descend from the coat of arms of Danish king Waldemar II
[1202-1241], the first landlord of the town. In 1788 Russian
empress Catherine II corroborated the big coat of arms together
with its mantling and crest. During the years 1940-1988 it was
not in use. Nowadays it is used on the City Government's seal,
official forms, honour certificates etc. without mantling and
crest, being the official coat of arms of Tallinn.
Another Coat of Arms appears at: <rex.rk.ee>.
Dov Gutterman, 1 July 1999
With Silver Crest
With White Crest
In the XV-XVI centuries the small coat of arms of Tallinn was
established after the coat of arms of the Great Guild, which by a
wellknown story derived from the Danish flag Danebrog.
During the years of the Estonian Republic (1918-1940) the small
coat of arms was also used as the coat of arms of the Harju
County. Now it is used on souvenirs and on town decorations.
image by Jaume Ollé, 11 May 2003
No. 566b - Reval.
Jaume Ollé, 11 May 2003
image by Jaume Ollé, 14 August 2003
No. 842a - Reval.
Jaume Ollé, 14 August 2003
I just came across a photo
of the flag of the Port of Tallinn (Estonia) at :<www.freshtravels.com>,

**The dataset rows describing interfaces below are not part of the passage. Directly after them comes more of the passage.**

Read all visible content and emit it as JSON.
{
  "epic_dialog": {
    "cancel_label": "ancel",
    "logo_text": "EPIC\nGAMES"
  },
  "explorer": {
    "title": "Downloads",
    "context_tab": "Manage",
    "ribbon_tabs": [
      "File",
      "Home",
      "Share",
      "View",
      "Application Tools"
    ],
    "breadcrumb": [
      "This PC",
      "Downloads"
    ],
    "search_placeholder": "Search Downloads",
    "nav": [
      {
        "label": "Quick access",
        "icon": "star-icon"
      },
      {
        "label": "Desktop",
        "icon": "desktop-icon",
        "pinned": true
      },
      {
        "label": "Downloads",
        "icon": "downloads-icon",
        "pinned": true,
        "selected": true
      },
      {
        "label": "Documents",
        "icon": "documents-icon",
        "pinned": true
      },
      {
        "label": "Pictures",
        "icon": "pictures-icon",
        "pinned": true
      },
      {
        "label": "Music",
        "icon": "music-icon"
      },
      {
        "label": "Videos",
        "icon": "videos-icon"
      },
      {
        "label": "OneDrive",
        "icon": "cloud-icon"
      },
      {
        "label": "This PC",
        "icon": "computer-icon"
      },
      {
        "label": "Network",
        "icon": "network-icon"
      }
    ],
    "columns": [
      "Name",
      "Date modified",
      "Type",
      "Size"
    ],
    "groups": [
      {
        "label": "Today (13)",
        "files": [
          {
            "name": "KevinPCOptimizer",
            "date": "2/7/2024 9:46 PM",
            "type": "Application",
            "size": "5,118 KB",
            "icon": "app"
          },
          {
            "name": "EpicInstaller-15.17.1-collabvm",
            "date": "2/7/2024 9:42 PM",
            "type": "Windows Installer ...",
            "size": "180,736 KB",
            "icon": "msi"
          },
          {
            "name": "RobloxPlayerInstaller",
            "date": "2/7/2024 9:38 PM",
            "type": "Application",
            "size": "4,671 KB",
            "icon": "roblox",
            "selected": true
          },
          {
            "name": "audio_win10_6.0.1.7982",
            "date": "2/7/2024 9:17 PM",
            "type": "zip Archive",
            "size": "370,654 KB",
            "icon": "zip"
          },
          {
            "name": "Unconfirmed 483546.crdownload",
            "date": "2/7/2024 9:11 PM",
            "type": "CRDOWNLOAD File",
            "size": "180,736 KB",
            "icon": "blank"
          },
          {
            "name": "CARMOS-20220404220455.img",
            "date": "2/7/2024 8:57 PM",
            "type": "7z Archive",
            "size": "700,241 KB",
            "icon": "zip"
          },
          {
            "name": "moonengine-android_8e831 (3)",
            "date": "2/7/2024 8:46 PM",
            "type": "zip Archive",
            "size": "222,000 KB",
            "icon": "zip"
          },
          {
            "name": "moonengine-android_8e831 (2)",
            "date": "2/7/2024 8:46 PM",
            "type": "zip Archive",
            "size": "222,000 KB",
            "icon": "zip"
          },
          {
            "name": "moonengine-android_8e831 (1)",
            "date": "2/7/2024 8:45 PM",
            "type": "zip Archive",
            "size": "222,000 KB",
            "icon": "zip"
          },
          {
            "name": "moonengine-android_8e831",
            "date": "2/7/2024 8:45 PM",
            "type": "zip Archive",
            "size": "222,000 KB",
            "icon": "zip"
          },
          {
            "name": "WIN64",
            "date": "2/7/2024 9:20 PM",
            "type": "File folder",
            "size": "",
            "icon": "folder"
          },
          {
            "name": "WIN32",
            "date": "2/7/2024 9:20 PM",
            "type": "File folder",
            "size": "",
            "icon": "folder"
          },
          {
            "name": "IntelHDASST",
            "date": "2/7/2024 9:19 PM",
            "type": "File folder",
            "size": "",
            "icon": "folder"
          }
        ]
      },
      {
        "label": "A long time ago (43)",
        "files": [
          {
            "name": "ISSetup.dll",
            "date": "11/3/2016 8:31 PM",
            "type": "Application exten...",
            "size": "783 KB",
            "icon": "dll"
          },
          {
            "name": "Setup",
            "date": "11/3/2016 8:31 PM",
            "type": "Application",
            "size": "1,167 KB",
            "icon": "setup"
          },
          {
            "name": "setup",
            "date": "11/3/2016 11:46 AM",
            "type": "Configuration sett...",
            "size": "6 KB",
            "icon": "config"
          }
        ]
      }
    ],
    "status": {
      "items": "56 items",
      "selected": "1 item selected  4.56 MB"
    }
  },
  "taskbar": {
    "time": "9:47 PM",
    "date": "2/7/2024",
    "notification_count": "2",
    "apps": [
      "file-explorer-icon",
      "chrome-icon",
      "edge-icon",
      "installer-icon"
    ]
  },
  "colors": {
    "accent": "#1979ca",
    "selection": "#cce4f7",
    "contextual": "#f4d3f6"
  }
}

but there is no any explanation
.The official website of the Port of Tallinn gives more information, but nothing about the flag.
"Port of Tallinn is Estonian biggest cargo and passenger harbour complex playing an important role in Estonian transport system and economy on the whole. Port of Tallinn consists of five harbours:
Old City Harbour
Paldiski South Harbour
All the harbours are navigable round the year, well accessible and with sufficient depth, ready to receive all vessels passing through the Danish Straits.".
Valentin Poposki, 27 February 2007